Date of Award:


Document Type:


Degree Name:

Master of Science (MS)


Wildland Resources

Committee Chair(s)

Christopher Call


Christopher Call


Janis Boettinger


Thomas Monaco


Douglas Ramsey


Ecological sites and state-transition models (STMs) have become the preferred means of summarizing plant community dynamics on distinctive types of rangeland. Ecological sites classify rangeland types based on soil-geomorphic and climatic conditions capable of producing a known plant community, while a STM depicts the vegetation dynamics of an ecological site. STMs are usually based on expert opinion rather than site-specific data; however, if they are to gain credibility, STMs must accurately describe the processes that drive plant community dynamics. This study examined three ways of developing process-based STMs using three levels of commonly collected field data. We began by taking field inventories of three ecological sites already mapped in northwestern Utah: Loamy Bottom, Mountain Gravelly Loam, and Upland Loam. The Loamy Bottom site was ideal for developing a data-rich, process-based STM because 1) the site concepts were well-defined, 2) the site was easy to recognize, 3) potential states and transitions had already been hypothesized, and 4) the site was easily accessible. The Loamy Bottom study was designed to link plant community structural indicators to measurable indicators of ecological process. Principal components analysis and cluster analysis were used to classify 14 study plots into four distinct states. Simple linear regression showed relationships between perennial grass cover, perennial canopy gaps, and soil organic carbon. Analysis of variance (ANOVA) linked four general vegetation classes to soil stability measurements. The resulting STM describes the structure and function of four alternative states. The other two STMs, developed for the Mountain Gravelly Loam and Upland Loam ecological sites, used less-intensive data collection methods. Rangeland health assessments, used for the Upland Loam STM, are useful for refining initial ecological site and STM concepts, documenting states, hypothesizing transitions, and locating study locations for future research. Quantitative production and cover estimates, used for the Mountain Gravelly Loam STM, are useful for describing the structure of states, but structural indicators must be coupled with process measurements, as with the Loamy Bottom STM to understand the drivers of state change.

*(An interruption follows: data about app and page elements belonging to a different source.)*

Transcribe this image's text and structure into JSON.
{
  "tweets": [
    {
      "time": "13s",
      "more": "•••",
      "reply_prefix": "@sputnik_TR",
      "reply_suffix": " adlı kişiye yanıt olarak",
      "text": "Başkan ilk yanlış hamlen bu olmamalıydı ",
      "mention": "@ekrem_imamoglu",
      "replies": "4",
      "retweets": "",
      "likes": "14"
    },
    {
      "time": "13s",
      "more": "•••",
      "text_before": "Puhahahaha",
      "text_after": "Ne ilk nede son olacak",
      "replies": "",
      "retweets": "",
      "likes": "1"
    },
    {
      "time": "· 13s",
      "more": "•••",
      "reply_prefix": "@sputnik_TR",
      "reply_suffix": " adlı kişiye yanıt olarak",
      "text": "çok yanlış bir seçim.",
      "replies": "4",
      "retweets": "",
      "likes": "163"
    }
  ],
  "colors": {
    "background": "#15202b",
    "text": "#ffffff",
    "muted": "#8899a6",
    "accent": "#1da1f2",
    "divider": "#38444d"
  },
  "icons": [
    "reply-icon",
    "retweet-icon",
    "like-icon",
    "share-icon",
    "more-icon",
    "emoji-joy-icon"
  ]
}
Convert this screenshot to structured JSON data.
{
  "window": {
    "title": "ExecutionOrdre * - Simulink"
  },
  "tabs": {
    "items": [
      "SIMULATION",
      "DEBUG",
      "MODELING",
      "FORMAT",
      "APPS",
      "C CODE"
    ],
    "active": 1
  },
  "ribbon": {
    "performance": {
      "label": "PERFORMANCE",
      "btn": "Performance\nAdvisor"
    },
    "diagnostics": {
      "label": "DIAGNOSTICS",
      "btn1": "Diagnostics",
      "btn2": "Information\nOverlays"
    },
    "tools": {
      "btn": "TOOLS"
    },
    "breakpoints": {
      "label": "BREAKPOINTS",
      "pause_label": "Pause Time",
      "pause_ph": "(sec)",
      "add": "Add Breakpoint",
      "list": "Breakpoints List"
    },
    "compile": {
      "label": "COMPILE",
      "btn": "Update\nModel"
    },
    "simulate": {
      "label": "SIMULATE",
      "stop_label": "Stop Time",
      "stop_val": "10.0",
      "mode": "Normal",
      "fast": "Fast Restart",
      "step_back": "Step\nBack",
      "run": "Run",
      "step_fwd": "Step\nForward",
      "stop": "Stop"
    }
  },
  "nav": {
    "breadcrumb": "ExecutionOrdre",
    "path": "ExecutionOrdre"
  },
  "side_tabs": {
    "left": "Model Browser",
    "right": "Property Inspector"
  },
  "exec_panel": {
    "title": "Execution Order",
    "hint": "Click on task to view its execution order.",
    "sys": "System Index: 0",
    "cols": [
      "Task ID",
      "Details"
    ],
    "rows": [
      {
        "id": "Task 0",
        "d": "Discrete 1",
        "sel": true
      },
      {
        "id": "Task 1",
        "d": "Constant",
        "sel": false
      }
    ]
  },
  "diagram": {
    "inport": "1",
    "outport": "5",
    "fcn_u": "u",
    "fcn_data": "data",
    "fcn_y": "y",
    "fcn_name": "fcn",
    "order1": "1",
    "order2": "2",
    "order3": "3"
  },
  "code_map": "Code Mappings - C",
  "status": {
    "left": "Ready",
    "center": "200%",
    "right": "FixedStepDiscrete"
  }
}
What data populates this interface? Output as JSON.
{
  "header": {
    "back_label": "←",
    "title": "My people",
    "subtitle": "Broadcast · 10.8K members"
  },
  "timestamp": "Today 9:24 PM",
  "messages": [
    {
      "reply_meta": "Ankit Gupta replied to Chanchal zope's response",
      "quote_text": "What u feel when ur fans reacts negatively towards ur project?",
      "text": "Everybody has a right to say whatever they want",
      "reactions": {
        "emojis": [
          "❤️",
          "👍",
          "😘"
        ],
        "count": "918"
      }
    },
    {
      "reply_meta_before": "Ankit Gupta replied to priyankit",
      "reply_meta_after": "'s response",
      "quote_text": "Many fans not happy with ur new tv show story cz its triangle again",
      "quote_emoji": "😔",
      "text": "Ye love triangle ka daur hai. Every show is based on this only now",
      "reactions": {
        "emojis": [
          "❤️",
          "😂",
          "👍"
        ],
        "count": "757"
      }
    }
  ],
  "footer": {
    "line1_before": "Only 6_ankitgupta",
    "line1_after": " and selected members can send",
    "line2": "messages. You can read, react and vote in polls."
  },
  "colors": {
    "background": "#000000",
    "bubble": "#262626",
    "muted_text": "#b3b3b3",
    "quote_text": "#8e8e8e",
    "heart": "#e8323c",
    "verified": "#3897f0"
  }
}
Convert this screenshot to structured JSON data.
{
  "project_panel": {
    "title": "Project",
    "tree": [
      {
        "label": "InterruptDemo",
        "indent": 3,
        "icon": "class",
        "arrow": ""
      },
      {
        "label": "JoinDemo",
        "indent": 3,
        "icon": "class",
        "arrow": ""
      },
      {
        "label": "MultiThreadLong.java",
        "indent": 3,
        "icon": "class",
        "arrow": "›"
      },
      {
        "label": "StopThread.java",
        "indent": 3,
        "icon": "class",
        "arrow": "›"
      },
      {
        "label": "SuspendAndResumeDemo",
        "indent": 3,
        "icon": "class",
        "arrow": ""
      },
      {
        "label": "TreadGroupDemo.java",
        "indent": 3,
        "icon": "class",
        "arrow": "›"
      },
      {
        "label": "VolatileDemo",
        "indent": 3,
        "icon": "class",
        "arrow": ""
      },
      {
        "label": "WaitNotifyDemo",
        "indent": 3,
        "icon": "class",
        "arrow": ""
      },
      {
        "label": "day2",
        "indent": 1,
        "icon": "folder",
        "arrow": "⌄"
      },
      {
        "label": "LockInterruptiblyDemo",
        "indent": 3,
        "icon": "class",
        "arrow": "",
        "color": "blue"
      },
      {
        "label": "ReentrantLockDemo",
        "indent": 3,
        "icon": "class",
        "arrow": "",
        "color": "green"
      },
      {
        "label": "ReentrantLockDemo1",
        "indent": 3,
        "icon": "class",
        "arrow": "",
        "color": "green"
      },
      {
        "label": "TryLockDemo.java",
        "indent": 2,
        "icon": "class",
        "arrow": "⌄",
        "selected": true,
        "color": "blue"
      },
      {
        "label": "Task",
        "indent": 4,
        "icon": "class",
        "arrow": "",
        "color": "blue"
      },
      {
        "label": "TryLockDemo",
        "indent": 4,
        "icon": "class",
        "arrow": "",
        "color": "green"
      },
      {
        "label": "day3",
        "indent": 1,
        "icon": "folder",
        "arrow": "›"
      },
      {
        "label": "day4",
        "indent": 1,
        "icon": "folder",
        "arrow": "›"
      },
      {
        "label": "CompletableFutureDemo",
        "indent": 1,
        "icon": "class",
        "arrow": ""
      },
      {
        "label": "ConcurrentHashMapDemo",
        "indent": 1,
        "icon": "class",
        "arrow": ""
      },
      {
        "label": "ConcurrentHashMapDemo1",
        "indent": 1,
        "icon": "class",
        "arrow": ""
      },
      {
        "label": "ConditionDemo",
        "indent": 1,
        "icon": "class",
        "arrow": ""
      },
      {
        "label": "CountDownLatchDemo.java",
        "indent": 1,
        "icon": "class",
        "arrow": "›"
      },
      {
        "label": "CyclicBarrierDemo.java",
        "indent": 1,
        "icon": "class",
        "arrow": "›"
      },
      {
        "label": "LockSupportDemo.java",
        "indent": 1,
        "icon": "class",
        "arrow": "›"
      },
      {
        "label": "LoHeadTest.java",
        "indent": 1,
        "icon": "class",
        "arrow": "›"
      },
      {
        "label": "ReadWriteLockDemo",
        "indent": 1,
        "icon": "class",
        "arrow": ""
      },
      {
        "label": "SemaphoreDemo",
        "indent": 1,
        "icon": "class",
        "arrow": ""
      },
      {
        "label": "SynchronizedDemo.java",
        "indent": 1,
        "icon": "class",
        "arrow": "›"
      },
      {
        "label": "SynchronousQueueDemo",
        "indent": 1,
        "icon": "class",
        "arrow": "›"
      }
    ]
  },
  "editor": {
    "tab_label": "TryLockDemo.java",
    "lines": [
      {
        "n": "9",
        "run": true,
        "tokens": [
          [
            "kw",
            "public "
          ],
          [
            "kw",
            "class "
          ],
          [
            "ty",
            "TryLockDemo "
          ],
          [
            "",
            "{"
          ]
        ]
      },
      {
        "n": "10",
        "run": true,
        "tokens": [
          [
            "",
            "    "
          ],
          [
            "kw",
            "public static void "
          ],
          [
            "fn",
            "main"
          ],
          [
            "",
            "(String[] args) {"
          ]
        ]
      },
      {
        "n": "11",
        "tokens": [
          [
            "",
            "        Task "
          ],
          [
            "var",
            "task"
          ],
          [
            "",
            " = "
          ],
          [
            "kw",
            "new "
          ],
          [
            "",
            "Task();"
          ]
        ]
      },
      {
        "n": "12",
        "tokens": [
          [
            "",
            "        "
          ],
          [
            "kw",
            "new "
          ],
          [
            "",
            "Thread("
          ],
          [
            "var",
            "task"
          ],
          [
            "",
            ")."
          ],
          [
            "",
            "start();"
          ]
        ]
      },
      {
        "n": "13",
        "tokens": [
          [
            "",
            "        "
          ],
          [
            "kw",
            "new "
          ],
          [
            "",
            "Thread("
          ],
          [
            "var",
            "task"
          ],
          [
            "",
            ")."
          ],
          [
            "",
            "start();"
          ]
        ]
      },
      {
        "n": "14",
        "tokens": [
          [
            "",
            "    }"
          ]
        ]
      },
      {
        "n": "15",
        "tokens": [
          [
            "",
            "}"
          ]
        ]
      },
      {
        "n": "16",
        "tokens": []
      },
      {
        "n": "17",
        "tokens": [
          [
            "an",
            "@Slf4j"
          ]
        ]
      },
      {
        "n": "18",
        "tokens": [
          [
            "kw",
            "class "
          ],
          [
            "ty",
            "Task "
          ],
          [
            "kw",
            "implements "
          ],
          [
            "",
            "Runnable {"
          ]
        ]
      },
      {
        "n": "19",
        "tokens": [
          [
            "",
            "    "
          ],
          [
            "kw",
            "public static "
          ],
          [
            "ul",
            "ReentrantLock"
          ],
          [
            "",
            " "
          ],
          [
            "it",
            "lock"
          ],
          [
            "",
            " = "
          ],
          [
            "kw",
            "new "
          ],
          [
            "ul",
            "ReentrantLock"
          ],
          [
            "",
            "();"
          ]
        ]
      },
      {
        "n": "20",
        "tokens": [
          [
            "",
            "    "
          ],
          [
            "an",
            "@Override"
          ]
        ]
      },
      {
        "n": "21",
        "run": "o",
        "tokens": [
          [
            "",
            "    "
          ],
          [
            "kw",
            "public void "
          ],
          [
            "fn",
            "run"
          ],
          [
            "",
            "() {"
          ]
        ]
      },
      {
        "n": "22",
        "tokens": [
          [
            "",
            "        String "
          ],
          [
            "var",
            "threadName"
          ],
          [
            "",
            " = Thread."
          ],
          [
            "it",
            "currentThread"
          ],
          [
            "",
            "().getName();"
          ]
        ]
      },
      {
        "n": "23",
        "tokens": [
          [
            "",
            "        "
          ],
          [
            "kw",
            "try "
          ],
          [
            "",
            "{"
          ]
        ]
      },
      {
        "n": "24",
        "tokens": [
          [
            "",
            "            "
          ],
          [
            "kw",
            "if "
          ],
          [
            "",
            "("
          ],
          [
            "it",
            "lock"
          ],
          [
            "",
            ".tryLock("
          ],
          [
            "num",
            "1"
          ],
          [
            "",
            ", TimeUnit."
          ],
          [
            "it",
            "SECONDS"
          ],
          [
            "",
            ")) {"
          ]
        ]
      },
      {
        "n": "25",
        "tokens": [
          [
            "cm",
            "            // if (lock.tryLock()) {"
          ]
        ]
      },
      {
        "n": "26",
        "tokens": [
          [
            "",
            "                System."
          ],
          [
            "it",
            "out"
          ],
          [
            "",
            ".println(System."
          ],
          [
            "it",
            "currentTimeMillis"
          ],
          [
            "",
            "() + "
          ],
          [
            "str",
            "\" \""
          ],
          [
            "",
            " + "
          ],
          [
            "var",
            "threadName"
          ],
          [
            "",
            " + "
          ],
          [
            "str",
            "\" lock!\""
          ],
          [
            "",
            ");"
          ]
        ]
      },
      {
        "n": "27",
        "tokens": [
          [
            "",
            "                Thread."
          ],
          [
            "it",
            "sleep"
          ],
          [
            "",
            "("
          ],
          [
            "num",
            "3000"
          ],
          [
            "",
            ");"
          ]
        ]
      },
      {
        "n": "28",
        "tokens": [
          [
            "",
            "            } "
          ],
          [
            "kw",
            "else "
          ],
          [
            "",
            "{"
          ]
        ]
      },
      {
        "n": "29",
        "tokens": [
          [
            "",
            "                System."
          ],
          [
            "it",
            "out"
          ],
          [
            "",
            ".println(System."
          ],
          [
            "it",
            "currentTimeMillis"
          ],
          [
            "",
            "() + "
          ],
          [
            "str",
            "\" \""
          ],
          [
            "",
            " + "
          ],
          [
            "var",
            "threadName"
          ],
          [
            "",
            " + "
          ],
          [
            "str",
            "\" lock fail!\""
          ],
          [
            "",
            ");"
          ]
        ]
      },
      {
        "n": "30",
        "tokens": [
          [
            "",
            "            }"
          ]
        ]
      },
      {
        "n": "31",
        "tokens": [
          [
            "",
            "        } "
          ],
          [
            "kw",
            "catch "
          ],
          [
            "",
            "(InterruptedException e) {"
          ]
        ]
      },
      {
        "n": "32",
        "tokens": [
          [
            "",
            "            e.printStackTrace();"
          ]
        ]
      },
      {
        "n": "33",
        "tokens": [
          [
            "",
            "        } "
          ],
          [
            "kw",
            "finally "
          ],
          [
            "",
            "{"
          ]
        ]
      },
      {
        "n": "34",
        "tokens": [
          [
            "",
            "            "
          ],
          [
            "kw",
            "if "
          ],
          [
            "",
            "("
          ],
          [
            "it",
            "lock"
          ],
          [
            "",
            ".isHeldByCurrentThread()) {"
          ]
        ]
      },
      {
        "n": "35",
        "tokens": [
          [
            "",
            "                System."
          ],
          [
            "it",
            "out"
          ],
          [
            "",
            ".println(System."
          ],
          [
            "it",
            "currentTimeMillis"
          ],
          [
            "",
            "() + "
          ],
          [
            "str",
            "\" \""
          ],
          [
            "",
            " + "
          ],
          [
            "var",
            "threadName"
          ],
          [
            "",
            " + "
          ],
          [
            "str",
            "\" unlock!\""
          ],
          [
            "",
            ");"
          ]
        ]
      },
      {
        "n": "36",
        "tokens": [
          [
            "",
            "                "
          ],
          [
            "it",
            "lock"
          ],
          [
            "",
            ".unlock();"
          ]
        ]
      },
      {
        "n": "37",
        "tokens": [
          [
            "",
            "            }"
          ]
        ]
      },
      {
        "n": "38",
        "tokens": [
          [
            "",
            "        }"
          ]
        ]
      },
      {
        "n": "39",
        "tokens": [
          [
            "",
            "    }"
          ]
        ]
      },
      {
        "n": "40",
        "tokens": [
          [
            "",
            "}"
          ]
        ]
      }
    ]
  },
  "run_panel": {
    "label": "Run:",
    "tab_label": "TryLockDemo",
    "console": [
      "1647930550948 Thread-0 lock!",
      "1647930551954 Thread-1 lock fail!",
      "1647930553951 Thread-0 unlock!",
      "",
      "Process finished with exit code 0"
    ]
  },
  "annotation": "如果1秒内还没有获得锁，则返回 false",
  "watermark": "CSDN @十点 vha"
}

A coordinated data collection effort is needed to produce STMs that accurately depict the plant community dynamics of ecological sites.




This work made publicly available electronically on May 11, 2011.